* [TASK INPUTS]:

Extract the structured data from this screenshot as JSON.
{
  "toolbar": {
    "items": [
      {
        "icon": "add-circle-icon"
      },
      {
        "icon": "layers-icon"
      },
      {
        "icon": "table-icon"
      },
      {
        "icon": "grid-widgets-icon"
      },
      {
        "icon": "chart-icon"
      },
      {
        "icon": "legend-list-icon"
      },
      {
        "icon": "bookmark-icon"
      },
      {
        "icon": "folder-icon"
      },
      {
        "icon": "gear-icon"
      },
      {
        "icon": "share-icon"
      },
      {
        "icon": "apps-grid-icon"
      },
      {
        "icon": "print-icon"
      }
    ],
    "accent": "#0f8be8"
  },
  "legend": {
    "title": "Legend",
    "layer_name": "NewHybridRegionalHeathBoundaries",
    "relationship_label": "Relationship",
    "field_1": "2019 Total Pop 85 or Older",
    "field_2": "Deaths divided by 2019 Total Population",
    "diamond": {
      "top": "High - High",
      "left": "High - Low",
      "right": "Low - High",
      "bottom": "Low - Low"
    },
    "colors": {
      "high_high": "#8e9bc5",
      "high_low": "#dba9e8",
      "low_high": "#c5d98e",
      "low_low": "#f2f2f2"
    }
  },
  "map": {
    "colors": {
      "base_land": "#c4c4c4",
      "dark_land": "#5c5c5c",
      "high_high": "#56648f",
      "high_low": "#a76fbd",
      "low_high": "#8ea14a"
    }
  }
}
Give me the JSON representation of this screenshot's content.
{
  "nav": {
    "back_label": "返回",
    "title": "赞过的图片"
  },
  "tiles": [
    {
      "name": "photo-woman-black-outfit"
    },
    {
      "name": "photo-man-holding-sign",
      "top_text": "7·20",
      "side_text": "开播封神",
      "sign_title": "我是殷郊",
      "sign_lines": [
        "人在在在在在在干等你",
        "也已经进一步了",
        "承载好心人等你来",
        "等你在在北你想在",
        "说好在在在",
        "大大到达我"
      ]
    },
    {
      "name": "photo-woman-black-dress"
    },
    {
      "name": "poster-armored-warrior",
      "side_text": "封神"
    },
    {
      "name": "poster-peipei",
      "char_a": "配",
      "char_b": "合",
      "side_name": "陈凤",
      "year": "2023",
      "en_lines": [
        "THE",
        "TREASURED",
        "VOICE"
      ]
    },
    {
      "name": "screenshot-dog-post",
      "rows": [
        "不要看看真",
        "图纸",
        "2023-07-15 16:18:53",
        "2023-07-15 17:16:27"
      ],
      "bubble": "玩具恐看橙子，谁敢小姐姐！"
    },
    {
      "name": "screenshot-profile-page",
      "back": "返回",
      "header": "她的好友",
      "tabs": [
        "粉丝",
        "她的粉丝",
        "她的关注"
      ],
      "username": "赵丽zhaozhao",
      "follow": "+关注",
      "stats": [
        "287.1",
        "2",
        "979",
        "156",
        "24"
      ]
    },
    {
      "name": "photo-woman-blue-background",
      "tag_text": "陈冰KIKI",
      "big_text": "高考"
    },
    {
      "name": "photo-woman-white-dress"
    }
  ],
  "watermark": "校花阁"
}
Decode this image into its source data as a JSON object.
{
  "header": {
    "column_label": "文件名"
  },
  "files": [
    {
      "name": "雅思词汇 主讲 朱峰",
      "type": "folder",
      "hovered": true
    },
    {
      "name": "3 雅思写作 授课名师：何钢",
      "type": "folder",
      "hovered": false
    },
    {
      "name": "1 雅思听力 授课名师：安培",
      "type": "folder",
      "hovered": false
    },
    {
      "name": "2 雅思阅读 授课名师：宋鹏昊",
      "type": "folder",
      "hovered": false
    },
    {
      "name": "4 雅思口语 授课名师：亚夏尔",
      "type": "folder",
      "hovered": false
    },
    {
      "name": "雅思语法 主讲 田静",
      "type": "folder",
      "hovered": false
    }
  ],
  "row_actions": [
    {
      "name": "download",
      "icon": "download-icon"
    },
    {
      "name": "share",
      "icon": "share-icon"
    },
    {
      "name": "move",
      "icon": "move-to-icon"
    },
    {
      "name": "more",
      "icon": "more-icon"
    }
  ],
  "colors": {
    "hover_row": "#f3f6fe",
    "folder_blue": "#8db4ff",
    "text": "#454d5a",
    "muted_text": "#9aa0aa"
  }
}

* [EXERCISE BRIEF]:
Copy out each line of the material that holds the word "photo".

* [TASK RESPONSE]:
      "name": "photo-woman-black-outfit"
      "name": "photo-man-holding-sign",
      "name": "photo-woman-black-dress"
      "name": "photo-woman-blue-background",
      "name": "photo-woman-white-dress"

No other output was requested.